Task to carry out ->
For the entries below, report every line that includes the word "MULTISESSIONS".

### Data ###

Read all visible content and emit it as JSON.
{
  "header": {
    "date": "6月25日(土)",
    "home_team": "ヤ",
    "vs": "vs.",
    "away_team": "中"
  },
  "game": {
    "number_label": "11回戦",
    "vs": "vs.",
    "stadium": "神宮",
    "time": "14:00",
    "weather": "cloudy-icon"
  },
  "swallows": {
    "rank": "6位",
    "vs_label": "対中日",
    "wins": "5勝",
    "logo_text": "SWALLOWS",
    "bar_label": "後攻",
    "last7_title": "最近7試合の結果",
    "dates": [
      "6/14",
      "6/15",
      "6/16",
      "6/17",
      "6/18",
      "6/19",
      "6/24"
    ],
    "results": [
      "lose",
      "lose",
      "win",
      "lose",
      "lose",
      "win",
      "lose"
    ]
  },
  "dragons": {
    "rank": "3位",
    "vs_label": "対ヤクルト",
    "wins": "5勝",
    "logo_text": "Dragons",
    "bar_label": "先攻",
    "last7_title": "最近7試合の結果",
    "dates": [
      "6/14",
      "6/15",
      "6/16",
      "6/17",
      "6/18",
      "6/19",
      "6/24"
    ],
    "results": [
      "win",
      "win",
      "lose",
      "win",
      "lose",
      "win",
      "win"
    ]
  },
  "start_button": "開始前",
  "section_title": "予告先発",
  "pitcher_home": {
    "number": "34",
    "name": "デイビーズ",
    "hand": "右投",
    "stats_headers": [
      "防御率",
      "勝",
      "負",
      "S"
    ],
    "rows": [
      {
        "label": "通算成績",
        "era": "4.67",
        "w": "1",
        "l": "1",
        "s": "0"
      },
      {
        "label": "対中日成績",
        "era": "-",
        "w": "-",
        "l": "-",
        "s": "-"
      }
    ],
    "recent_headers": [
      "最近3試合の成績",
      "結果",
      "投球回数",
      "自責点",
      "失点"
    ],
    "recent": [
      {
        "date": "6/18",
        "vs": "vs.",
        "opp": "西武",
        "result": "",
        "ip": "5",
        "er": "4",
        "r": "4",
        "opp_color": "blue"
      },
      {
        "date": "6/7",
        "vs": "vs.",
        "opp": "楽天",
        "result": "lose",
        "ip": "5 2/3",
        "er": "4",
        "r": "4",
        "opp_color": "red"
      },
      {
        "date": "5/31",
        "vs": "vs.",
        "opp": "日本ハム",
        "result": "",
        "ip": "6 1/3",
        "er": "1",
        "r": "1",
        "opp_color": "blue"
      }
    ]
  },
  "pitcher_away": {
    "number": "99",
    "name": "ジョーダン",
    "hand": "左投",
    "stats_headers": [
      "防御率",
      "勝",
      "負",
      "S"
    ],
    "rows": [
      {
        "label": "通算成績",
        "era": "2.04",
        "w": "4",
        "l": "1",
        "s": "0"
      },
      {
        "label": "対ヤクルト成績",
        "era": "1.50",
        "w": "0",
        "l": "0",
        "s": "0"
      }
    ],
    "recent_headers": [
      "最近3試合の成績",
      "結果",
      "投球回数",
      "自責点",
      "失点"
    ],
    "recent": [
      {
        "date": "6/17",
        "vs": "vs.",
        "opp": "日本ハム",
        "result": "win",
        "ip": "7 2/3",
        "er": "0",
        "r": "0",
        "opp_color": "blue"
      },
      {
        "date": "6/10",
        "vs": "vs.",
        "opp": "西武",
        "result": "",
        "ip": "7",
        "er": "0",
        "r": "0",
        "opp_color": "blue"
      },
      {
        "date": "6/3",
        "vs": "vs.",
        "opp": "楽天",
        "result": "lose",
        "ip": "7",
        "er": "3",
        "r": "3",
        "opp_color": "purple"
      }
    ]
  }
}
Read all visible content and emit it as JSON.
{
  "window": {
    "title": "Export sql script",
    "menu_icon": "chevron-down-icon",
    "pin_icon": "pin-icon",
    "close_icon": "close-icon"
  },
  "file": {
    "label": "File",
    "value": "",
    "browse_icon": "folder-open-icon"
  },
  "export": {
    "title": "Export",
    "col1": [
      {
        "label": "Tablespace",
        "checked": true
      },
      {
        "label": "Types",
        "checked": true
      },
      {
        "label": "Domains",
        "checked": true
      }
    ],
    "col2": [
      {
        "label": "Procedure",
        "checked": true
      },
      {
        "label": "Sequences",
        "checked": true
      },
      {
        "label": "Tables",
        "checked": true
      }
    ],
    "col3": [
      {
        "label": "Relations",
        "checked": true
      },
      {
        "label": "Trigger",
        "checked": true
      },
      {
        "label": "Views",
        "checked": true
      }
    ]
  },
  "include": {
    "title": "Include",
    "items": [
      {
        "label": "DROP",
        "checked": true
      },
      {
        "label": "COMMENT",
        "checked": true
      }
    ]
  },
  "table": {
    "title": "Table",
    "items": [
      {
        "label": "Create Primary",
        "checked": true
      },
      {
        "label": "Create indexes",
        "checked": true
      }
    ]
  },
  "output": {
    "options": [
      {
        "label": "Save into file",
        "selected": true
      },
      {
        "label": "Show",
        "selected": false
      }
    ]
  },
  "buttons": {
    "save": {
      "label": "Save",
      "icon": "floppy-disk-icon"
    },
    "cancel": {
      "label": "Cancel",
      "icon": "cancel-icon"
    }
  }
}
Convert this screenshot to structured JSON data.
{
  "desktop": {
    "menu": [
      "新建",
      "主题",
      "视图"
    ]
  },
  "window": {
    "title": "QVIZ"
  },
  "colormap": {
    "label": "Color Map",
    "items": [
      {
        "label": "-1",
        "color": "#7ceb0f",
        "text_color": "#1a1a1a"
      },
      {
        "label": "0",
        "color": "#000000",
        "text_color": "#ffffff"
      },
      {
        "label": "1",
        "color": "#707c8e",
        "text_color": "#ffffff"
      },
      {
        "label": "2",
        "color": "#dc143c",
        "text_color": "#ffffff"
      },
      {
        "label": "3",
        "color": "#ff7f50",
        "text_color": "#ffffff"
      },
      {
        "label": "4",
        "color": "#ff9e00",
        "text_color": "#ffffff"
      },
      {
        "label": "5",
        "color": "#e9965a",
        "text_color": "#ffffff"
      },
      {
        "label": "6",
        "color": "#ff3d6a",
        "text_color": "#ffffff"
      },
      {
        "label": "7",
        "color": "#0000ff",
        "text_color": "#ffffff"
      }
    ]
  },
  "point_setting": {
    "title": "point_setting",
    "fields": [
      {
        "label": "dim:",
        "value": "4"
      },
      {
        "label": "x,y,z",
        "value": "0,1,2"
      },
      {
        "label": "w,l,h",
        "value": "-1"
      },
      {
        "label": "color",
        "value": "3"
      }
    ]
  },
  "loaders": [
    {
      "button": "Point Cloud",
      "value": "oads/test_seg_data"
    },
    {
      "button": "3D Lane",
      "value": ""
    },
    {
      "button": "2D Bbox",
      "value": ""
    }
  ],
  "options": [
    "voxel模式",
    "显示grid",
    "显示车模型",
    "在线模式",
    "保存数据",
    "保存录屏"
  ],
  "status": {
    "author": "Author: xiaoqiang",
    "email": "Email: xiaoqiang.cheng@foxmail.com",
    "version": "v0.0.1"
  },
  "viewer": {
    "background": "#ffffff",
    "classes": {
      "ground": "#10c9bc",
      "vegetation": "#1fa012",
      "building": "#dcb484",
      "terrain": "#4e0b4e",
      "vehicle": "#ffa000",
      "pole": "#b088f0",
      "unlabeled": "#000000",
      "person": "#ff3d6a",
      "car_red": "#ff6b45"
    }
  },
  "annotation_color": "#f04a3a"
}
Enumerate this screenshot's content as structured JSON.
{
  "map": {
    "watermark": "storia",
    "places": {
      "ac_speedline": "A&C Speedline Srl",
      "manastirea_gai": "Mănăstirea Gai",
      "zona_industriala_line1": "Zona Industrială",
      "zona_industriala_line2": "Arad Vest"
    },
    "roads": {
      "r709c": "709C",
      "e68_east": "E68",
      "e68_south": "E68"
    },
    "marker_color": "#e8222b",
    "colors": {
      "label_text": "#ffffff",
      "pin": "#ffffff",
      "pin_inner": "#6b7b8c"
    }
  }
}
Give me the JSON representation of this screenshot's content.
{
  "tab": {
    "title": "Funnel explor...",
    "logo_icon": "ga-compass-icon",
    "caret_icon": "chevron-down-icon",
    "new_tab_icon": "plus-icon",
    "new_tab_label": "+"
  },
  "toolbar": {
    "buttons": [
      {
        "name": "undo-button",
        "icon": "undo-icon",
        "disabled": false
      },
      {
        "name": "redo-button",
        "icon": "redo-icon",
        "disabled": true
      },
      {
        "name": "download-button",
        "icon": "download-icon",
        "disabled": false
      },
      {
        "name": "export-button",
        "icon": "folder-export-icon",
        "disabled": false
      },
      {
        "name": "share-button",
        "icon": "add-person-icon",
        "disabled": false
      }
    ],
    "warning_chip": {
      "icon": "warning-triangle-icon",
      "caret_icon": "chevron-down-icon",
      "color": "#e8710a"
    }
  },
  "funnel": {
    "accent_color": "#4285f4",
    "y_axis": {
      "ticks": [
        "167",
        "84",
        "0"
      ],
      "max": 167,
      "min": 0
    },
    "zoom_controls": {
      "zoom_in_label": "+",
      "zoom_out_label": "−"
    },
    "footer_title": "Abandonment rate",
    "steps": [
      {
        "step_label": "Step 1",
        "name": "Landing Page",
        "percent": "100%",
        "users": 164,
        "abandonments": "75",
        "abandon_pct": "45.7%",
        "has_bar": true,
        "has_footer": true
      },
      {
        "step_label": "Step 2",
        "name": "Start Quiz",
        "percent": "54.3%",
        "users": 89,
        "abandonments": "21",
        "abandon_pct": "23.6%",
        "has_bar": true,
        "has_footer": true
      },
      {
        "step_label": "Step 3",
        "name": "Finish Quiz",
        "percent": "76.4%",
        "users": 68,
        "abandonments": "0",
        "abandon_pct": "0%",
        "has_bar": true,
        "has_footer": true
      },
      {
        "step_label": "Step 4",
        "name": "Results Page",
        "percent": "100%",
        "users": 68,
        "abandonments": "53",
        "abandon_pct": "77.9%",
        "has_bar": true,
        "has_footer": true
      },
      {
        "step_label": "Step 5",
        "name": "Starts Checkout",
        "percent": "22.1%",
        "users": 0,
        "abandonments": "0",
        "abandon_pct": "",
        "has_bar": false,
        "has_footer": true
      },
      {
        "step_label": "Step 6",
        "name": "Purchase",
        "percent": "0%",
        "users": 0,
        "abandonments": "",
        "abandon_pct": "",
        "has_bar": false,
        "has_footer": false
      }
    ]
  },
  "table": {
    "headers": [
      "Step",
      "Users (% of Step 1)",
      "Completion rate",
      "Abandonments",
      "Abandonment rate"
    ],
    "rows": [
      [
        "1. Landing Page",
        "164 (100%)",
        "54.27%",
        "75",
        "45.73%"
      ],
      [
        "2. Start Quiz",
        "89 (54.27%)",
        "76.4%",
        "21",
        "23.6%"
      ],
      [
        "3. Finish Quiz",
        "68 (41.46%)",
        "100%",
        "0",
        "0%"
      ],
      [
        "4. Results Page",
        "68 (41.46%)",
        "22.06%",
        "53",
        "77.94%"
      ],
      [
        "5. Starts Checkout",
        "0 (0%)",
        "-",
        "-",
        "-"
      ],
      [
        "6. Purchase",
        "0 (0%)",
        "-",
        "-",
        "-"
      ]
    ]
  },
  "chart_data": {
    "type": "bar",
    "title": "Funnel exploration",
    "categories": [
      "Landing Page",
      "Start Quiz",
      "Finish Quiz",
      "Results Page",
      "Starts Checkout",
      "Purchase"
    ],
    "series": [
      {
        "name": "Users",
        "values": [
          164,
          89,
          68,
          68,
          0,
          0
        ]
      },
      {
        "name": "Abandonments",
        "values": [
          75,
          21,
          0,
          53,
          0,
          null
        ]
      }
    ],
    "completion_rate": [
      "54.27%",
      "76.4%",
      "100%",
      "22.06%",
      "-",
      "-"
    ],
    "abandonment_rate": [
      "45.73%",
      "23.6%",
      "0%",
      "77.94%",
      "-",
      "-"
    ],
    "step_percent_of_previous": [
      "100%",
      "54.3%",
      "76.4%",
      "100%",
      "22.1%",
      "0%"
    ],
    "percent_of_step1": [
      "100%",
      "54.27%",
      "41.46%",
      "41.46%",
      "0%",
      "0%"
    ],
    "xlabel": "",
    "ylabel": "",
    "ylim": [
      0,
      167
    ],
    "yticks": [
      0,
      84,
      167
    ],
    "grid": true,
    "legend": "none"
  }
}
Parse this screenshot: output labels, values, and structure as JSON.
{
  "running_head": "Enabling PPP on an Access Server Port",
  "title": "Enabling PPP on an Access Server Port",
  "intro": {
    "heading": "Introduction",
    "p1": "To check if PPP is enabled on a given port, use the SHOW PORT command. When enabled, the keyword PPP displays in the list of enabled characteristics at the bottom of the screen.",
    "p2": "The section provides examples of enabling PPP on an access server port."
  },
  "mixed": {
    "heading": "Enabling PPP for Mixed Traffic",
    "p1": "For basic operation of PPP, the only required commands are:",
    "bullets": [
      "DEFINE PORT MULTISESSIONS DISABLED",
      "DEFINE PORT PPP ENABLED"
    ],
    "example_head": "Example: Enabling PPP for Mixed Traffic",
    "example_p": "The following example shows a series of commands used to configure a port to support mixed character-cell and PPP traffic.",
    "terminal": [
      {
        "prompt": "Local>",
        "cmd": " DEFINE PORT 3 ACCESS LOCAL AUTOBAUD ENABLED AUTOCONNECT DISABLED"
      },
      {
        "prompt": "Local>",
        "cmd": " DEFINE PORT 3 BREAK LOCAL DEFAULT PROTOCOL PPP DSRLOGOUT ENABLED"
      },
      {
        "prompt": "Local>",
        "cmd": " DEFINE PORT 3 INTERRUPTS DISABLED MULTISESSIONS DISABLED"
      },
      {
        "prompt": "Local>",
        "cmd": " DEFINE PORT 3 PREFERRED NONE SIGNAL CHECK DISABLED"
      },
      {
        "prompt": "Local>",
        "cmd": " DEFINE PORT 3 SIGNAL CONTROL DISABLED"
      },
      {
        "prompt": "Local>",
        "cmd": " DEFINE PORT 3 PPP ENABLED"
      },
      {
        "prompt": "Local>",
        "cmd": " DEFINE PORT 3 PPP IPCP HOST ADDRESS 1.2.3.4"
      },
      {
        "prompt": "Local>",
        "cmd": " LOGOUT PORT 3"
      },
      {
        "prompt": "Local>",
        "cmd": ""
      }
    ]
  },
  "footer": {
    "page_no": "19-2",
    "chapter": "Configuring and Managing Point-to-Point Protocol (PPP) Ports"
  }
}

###

Completed exercise ->
      "DEFINE PORT MULTISESSIONS DISABLED",
        "cmd": " DEFINE PORT 3 INTERRUPTS DISABLED MULTISESSIONS DISABLED"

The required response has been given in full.